The survey, which interviewed 1,000 students across eight cities in the UK, found that Chinese international students were likely to select properties that are considered safe, secure and within locations that are in close proximity to university campuses.
“I anticipated that the figure would be much lower because a property is such a big purchase for a graduate,” Managing Director of Language Brand Communication, Ben Hui, told The PIE News. “Besides, as a non-UK citizen, I thought that it would be hard for them to get a mortgage. Therefore there’s an assumption they will be buying in cash.”
Himself an ex-international student who set up an agency helping businesses broker the cultural divide, Hui explained that “asset diversification and migration” are often cited as the main reasons for Chinese investing in UK properties. “This may mean the wealthy Chinese middle-class are buying UK properties via their children studying here,” he said.
Hui was also surprised that Manchester performed so much better than neighbouring cities such as Leeds and Liverpool as a sought-after city.

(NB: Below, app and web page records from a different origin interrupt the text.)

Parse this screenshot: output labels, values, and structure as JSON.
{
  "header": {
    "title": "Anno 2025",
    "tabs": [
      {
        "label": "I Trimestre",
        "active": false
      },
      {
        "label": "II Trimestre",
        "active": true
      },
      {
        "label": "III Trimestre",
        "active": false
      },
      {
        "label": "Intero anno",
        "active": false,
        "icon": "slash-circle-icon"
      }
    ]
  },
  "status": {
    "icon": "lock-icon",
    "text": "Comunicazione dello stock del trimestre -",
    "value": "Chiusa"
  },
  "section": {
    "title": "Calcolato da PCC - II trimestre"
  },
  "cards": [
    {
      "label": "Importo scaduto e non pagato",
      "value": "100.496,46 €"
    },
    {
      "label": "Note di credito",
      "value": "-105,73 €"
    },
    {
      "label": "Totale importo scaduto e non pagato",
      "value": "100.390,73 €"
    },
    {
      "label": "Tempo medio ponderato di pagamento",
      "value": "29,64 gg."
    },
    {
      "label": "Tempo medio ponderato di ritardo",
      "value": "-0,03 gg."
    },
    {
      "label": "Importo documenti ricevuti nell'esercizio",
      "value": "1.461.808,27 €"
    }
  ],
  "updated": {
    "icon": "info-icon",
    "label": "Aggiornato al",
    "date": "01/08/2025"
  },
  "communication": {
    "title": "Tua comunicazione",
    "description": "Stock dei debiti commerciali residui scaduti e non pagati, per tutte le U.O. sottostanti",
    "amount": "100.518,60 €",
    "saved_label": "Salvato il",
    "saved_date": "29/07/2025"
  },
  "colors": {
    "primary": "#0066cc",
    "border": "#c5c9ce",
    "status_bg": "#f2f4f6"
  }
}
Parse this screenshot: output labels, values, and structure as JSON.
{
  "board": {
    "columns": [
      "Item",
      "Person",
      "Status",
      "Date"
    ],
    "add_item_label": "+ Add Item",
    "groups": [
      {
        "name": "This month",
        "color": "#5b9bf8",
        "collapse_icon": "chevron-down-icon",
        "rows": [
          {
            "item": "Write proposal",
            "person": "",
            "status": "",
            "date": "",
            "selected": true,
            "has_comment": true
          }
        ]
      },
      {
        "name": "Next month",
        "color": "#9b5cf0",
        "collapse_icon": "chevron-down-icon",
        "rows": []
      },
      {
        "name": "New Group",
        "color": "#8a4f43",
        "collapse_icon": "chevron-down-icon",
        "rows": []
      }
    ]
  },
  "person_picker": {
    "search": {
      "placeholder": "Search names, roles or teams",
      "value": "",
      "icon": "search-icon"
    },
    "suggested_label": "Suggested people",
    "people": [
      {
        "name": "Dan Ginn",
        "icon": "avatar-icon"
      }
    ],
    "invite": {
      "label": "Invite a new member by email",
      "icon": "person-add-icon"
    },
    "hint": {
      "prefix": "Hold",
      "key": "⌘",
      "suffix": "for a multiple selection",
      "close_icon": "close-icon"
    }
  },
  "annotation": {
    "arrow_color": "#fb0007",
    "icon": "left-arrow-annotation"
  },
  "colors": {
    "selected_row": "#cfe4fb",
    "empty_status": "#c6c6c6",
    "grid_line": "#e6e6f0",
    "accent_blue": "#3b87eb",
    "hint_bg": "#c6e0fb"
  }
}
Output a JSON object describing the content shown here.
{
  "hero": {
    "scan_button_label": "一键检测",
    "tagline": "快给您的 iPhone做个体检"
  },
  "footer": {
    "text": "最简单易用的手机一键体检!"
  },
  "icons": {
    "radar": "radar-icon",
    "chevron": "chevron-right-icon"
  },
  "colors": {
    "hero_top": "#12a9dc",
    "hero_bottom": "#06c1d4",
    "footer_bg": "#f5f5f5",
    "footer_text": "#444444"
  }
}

The survey has also revealed that a high percentage of Chinese students rely on their universities for guidance with accommodation (29%), and 26% used recommendations from a friend, while only 13% used a dedicated property website, posing a number of challenges for property providers.
Key emerging pull factors are private kitchens, private laundry facilities, and a choice of room types. On-site gyms and upgraded Wi-Fi are services that students may pay increased rent for, but flat screen televisions, on-site cafes or programmed social activities are unlikely to sway a student’s decision.
The report reveals that while price is important, this does not mean that Chinese students are simply looking for the cheapest deal: “Chinese students are prepared to pay above average prices, providing they feel they are getting a good deal for their money.”
9% of Chinese students in major UK cities would consider buying a property
Among its recommendations, Language Brand Communication advises cautiously finding ways to gain trust among the Chinese international student community. Essentially a presence on social media sites is key and translating information on websites into Chinese will also draw in parents, a key decision maker group.
“With one in three international students being Chinese, there is no doubt about the significance of this target market,” said Hui. “We hope that the results can help student accommodation providers and developers to understand the Chinese students market and adjust their marketing message accordingly.”